Immunochemical testing is newer than gFOBT. It doesn't require any dietary restrictions before sample collection, and testing can often be performed on a random stool sample. Immunochemical testing is also more sensitive than is gFOBT.
For accurate results, follow the instructions and return the samples promptly.
Your doctor will review the results of the fecal occult blood test and then share the results with you.
- Negative result. A fecal occult blood test is considered negative if no blood is detected in your stool samples. If you had the test to screen for colon cancer and you're at average risk — you have no colon cancer risk factors other than age — your doctor may recommend waiting one year and then repeating the test.
- Positive result. A fecal occult blood test is considered positive if blood is detected in your stool samples. You may need additional testing — such as a colonoscopy — to locate the source of the bleeding.
June 06, 2014
- Fecal occult blood test and fecal immunochemical test: The test. American Association for Clinical Chemistry. http://labtestsonline.org/understanding/analytes/fecal-occult-blood/tab/test. Accessed March 6, 2014.
- Fletcher RH. Tests for screening for colorectal cancer: Stool tests, radiologic imaging and endoscopy. http://www.uptodate.com/home. Accessed March 6, 2014.

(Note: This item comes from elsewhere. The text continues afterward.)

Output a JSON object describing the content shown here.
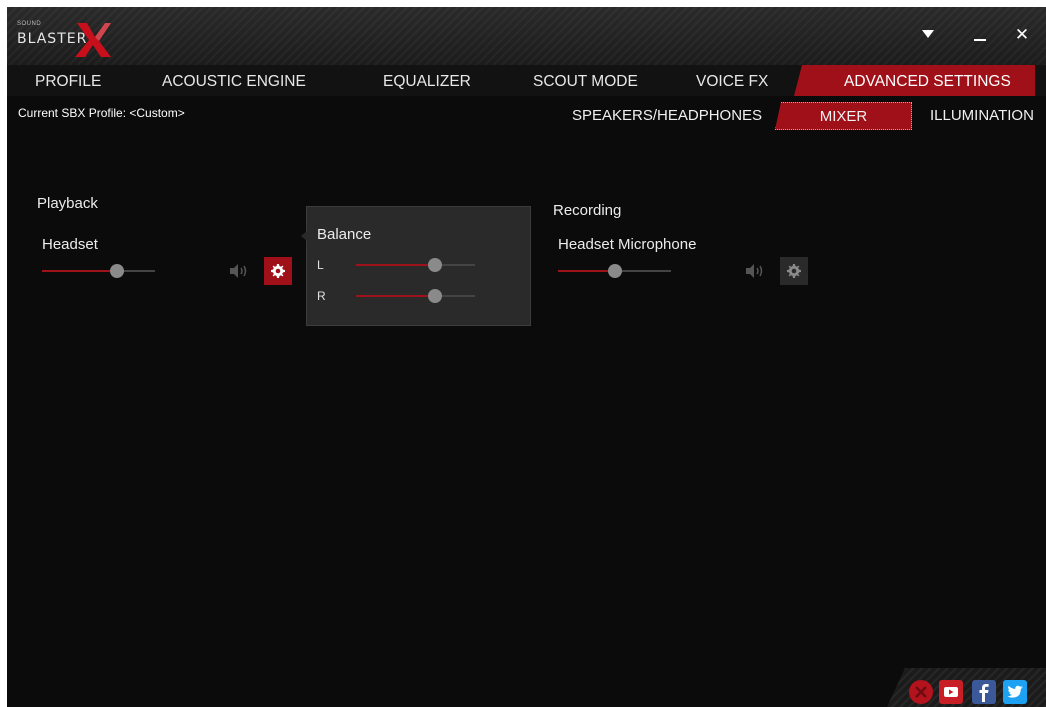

- Fletcher RH. Screening for colorectal cancer: Strategies in patients at average risk. http://www.uptodate.com/home. Accessed March 7, 2014.
- Fecal occult blood test and fecal immunochemical test: The test sample. http://labtestsonline.org/understanding/analytes/fecal-occult-blood/tab/sample/. Accessed March 6, 2014
- Ask Mayo Expert. Colorectal cancer screening and surveillance. Rochester, Minn.: Mayo Foundation for Medical Education and Research; 2014.
- Levin B, et al. Screening and surveillance for the early detection of colorectal cancer and adenomatous polyps, 2008: A joint guideline from the American Cancer Society, the US Multi-Society Task Force on Colorectal Cancer, and the American College of Radiology. Gastroenterology. 2008;134:1570.
- Flitcroft KL, et al. Colorectal cancer screening: Why immunochemical fecal occult blood tests may be the best option. BMC Gastroenterology. 2012;12:183.
- Medical devices: Fecal occult blood. U.S. Food and Drug Administration. http://www.fda.gov/MedicalDevices/ProductsandMedicalProcedures/InVitroDiagnostics/HomeUseTests/ucm125834.htm. Accessed Feb. 28, 2014.
- Ghosh AK, editor. Mayo Clinic Internal Medicine Review. 8th ed. Rochester, Minn.: Mayo Clinic Scientific Press, New York: Informa Healthcare USA; 2008.
- Brink D, et al. Institute for Clinical Systems Improvement. Colorectal cancer screening. https://www.icsi.org/guidelines__more/catalog_guidelines_and_more/catalog_guidelines/catalog_prevention__screening_guidelines/colorectal/. Accessed Feb. 28, 2014.
- US Preventive Services Task Force. Screening for colorectal cancer: U.S. Preventive Services Task Force Recommendation Statement. Annals of Internal Medicine. 2008;149:627.
- Fecal occult blood tests. American Society of Clinical Oncology. http://www.cancer.net/navigating-cancer-care/diagnosing-cancer/tests-and-procedures/fecal-occult-blood-tests. Accessed March 21, 2014.